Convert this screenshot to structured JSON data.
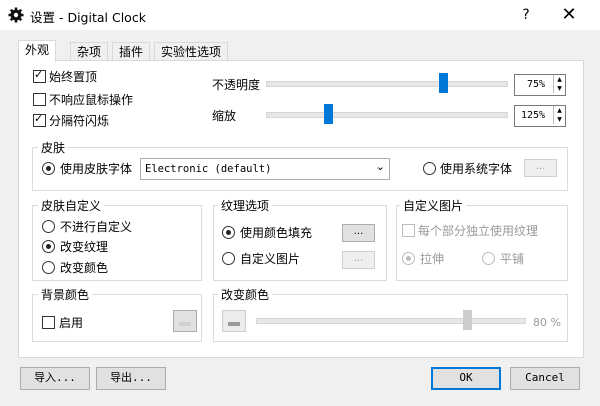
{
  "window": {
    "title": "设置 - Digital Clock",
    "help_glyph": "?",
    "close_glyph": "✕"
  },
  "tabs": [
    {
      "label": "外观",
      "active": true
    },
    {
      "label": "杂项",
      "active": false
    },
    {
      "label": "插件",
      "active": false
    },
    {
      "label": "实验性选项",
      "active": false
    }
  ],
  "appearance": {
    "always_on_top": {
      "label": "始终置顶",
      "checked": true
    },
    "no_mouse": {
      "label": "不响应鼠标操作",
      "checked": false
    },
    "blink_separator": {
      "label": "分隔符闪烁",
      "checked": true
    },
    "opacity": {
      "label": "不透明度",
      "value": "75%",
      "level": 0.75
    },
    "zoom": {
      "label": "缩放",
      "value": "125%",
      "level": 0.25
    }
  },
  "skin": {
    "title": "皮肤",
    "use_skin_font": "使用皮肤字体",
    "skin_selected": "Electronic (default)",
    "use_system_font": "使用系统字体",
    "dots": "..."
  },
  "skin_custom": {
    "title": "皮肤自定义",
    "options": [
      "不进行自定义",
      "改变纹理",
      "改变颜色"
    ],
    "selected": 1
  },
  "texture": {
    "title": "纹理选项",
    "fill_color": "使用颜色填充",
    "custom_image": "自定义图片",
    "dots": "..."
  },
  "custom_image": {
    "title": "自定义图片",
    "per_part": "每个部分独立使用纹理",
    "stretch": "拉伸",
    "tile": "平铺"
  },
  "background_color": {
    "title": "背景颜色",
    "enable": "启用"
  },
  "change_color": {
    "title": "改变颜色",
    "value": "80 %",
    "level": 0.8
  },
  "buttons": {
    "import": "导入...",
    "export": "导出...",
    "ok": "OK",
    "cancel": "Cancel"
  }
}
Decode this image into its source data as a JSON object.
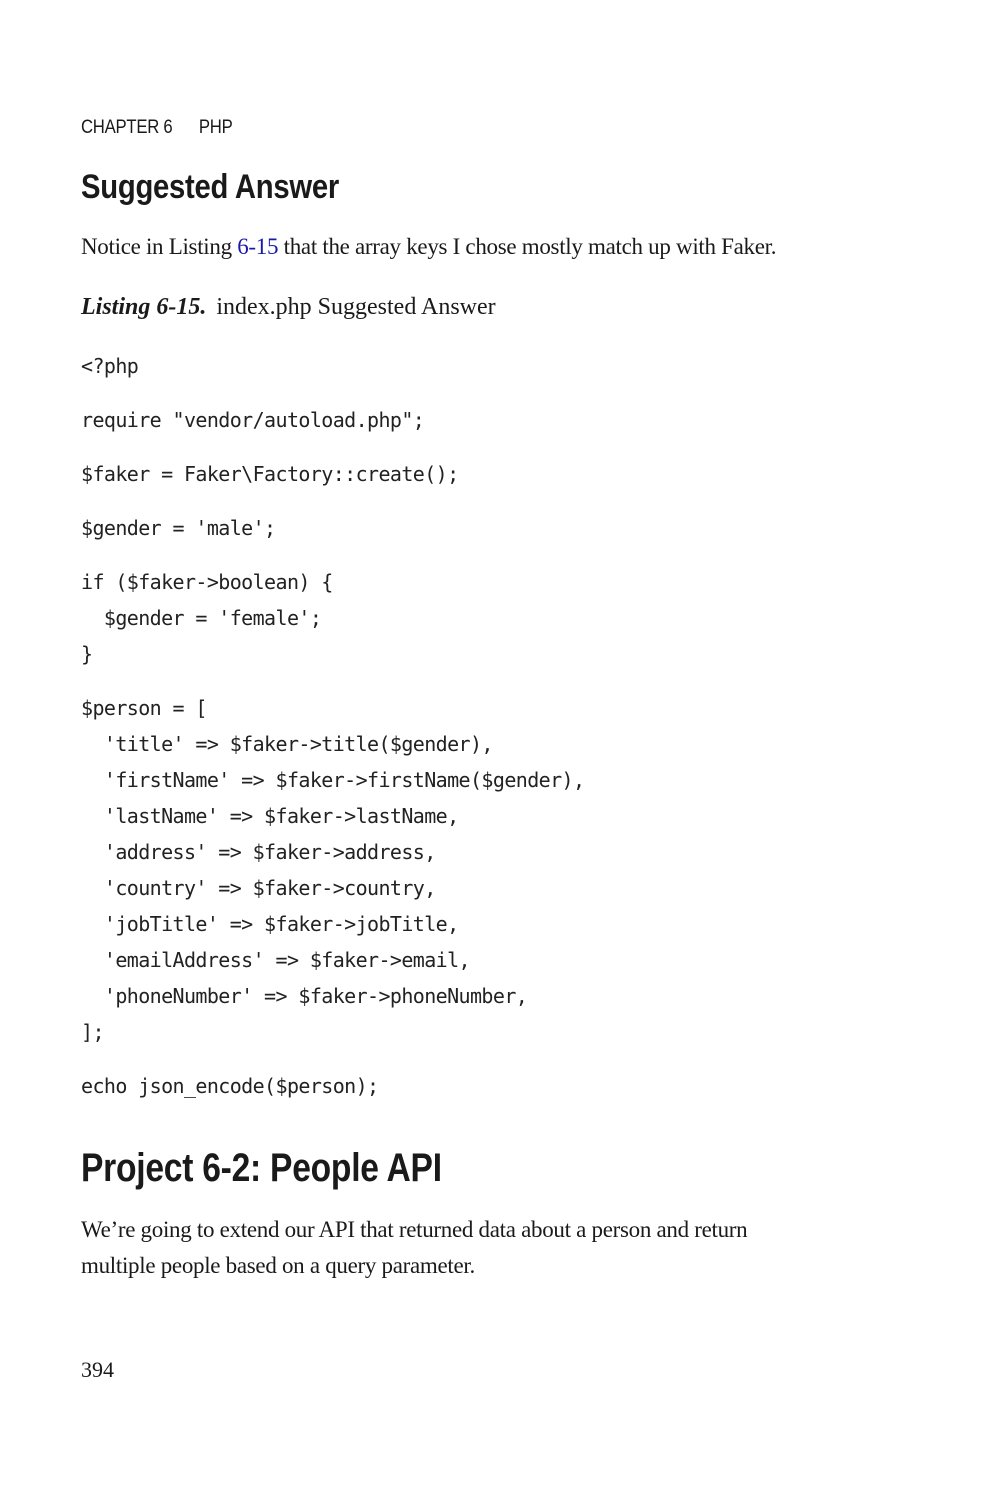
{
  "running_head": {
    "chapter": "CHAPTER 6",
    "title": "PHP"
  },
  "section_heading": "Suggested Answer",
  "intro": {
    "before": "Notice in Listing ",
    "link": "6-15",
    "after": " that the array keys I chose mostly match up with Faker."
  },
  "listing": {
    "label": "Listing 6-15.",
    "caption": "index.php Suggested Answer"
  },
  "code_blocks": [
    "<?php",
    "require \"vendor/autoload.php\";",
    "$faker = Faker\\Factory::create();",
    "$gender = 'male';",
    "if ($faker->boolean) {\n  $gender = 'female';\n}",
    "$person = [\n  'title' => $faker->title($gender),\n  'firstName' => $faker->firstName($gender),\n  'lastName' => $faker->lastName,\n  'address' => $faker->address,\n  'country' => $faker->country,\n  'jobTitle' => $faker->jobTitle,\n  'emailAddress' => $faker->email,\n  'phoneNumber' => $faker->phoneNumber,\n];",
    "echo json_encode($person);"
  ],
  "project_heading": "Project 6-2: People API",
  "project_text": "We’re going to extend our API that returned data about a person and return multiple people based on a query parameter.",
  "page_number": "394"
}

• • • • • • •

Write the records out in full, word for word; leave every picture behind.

_Response area_:
Convert this screenshot to structured JSON data.
{
  "window": {
    "title": "设置 - Digital Clock",
    "help_glyph": "?",
    "close_glyph": "✕"
  },
  "tabs": [
    {
      "label": "外观",
      "active": true
    },
    {
      "label": "杂项",
      "active": false
    },
    {
      "label": "插件",
      "active": false
    },
    {
      "label": "实验性选项",
      "active": false
    }
  ],
  "appearance": {
    "always_on_top": {
      "label": "始终置顶",
      "checked": true
    },
    "no_mouse": {
      "label": "不响应鼠标操作",
      "checked": false
    },
    "blink_separator": {
      "label": "分隔符闪烁",
      "checked": true
    },
    "opacity": {
      "label": "不透明度",
      "value": "75%",
      "level": 0.75
    },
    "zoom": {
      "label": "缩放",
      "value": "125%",
      "level": 0.25
    }
  },
  "skin": {
    "title": "皮肤",
    "use_skin_font": "使用皮肤字体",
    "skin_selected": "Electronic (default)",
    "use_system_font": "使用系统字体",
    "dots": "..."
  },
  "skin_custom": {
    "title": "皮肤自定义",
    "options": [
      "不进行自定义",
      "改变纹理",
      "改变颜色"
    ],
    "selected": 1
  },
  "texture": {
    "title": "纹理选项",
    "fill_color": "使用颜色填充",
    "custom_image": "自定义图片",
    "dots": "..."
  },
  "custom_image": {
    "title": "自定义图片",
    "per_part": "每个部分独立使用纹理",
    "stretch": "拉伸",
    "tile": "平铺"
  },
  "background_color": {
    "title": "背景颜色",
    "enable": "启用"
  },
  "change_color": {
    "title": "改变颜色",
    "value": "80 %",
    "level": 0.8
  },
  "buttons": {
    "import": "导入...",
    "export": "导出...",
    "ok": "OK",
    "cancel": "Cancel"
  }
}
Decode this image into its source data as a JSON object.
{
  "running_head": {
    "chapter": "CHAPTER 6",
    "title": "PHP"
  },
  "section_heading": "Suggested Answer",
  "intro": {
    "before": "Notice in Listing ",
    "link": "6-15",
    "after": " that the array keys I chose mostly match up with Faker."
  },
  "listing": {
    "label": "Listing 6-15.",
    "caption": "index.php Suggested Answer"
  },
  "code_blocks": [
    "<?php",
    "require \"vendor/autoload.php\";",
    "$faker = Faker\\Factory::create();",
    "$gender = 'male';",
    "if ($faker->boolean) {\n  $gender = 'female';\n}",
    "$person = [\n  'title' => $faker->title($gender),\n  'firstName' => $faker->firstName($gender),\n  'lastName' => $faker->lastName,\n  'address' => $faker->address,\n  'country' => $faker->country,\n  'jobTitle' => $faker->jobTitle,\n  'emailAddress' => $faker->email,\n  'phoneNumber' => $faker->phoneNumber,\n];",
    "echo json_encode($person);"
  ],
  "project_heading": "Project 6-2: People API",
  "project_text": "We’re going to extend our API that returned data about a person and return multiple people based on a query parameter.",
  "page_number": "394"
}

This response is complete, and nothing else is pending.